Before I had kids, I heard stories about moms who felt guilty, lonely, and inadequate, and I wondered what it was about having kids that kills self-confidence. Oh yeah, it's that part where you are completely responsible for the well-being of another human. Talk about a heavy burden! However, I couldn't blame my kids for my mental state. At the end of the day, it was my own thoughts filling me with self-doubt.
So I quit.
Don't worry, I didn't quit parenting. I quit engaging in all those counterproductive behaviors that were driving me nuts. What a liberating feeling, knowing that you hold the power to quit feeling inadequate, quit feeling judged, and quit feeling stretched too thin. In fact, I want us all to become quitters together. If you're ready to quit with me, this is where you can start.
The mommy wars exist for one sole purpose — because we need to feel that we're doing something right. That all starts with comparison. If we only understood how little others thought about us, we might realize how silly it is to measure our worth against anyone else. The mother down the street doesn't care how I birth, feed, or discipline my children because she's too busy worrying about how to do those things for her kids. And, if she does get all judgy, I don't want her around me anyway.
Just stop! Stop worrying about what other people are doing in their own homes. It's none of your concern. As long as you and your kids are happy, you're doing fine.
Quit over committing
There are only so many hours in the day, and you don't have to fill up every single one with busy work. Does shuttling kids around town make you _feel productive, or do you think it makes you __look___ productive? Those are two very different concepts. Over scheduling your family does not make you super-mom; it only leads to burnout for you and your kids.
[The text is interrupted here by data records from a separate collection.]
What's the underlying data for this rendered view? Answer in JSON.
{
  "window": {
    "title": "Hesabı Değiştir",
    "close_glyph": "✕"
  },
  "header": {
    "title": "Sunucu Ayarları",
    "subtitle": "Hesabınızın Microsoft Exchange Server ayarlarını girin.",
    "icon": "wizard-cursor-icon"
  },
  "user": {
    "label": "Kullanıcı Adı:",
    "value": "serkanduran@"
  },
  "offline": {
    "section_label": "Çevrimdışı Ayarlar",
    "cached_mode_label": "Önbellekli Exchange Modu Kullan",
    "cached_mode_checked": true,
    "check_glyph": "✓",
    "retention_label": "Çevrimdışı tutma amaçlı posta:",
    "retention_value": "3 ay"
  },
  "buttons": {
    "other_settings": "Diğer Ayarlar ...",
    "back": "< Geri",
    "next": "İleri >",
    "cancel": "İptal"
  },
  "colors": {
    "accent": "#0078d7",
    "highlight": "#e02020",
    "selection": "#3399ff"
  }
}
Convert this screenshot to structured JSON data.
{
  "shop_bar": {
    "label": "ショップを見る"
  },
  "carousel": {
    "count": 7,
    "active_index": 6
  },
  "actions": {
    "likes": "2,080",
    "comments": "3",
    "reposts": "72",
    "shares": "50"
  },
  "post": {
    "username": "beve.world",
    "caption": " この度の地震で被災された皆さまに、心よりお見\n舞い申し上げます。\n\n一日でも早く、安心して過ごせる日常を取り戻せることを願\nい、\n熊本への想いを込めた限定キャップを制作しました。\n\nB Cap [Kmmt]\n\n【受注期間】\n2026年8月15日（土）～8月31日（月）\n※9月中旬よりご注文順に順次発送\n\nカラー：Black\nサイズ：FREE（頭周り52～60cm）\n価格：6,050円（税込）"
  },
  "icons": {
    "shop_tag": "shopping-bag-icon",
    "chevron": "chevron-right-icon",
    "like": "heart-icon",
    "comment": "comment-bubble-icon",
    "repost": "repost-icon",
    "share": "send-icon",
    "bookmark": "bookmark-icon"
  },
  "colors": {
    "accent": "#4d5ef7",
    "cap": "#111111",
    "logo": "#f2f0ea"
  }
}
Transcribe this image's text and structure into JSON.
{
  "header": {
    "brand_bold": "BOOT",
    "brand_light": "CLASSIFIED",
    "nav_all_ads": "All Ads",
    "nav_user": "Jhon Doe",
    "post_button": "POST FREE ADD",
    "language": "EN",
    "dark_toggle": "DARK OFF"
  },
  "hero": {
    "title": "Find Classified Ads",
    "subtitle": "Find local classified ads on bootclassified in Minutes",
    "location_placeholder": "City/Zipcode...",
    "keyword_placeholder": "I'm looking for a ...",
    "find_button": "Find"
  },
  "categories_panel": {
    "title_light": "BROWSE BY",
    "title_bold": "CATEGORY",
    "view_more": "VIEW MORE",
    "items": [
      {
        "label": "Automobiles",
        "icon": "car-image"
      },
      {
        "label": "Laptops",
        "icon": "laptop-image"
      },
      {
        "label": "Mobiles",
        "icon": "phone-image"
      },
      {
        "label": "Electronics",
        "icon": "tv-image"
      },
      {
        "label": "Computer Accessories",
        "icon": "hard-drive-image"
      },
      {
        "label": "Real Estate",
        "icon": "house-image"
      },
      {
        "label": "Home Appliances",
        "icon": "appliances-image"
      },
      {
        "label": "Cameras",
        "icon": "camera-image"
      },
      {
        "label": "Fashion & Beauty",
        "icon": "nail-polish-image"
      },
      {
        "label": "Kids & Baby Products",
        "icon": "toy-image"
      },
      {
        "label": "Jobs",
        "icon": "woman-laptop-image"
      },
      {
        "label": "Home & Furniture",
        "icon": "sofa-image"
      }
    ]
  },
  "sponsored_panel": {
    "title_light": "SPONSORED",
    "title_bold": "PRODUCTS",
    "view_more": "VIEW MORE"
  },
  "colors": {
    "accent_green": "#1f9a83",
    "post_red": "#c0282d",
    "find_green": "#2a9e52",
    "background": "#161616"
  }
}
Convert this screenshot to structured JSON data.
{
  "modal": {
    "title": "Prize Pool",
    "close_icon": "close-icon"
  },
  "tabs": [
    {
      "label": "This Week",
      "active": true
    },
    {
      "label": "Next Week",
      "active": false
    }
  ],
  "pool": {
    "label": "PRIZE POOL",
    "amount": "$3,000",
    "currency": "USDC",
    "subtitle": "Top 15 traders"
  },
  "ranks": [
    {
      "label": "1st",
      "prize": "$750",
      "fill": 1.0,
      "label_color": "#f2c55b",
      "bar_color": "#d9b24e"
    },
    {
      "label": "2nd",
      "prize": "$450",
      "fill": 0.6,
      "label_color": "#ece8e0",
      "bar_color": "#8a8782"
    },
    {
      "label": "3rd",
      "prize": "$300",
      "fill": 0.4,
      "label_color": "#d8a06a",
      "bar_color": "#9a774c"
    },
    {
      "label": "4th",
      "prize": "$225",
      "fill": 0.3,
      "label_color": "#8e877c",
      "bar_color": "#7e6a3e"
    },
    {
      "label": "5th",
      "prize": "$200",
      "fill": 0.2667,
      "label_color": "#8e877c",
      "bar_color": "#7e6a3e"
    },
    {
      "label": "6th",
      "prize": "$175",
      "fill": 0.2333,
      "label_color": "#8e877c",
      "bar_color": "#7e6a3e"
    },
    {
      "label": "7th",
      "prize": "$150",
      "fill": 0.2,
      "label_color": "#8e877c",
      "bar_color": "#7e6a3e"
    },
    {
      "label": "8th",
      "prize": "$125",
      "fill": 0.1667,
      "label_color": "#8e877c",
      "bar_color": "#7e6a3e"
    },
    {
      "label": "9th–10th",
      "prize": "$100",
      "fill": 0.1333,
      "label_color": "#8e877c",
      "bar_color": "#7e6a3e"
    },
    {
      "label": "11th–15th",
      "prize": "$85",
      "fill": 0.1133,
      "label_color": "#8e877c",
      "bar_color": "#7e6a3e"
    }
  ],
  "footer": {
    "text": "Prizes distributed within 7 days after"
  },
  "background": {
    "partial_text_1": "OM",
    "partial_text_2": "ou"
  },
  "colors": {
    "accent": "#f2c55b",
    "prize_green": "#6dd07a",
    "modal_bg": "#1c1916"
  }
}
Give it a rest and cut back. Everyone needs downtime each day, so build that into your schedule. Pick and choose the activities that mean the most to your family, and stick with it. No need to go overboard.
Quit feeling guilty
No one comes to parenting with the intent to screw up their kids, and lucky for us, kids are remarkably resilient. Who cares if you don't parent by the book or take every piece of advice? Belt it like Elsa and make Let It Go your new mantra for life. Kids ate cereal for breakfast? Let it go. Stack of dirty dishes in the sink? Let it go. Preschooler who still isn't potty trained? Let it go.
Beating ourselves up only makes life harder. If you are trying, you are good enough. No one is perfect, and the best any of us can hope for is being good enough.
Quit insisting everyone like you
I find I'm my most miserable when I'm acting like a teenager. In the real world, there is no homecoming queen, and no one cares who you eat lunch with. For a people pleaser like me, that concept is hard to grasp. We all come with our own likes and dislikes, so it's unrealistic to think that every person you meet will fall in love with your inherent charm and winning personality.
In fact, if everyone likes you, chances are that you're hiding your true self from the world. Take a risk and stand up for what you believe in, even if it makes you unpopular. I would rather be interesting than universally liked any day.
Moms, we have better things to do than play head games with ourselves. We have children to raise, and those kids need us emotionally present and available. It's not easy getting past our insecurities, but it is oh so worth it in the end. Go on — be a quitter. I bet you'll surprise yourself with all the things you'll gain.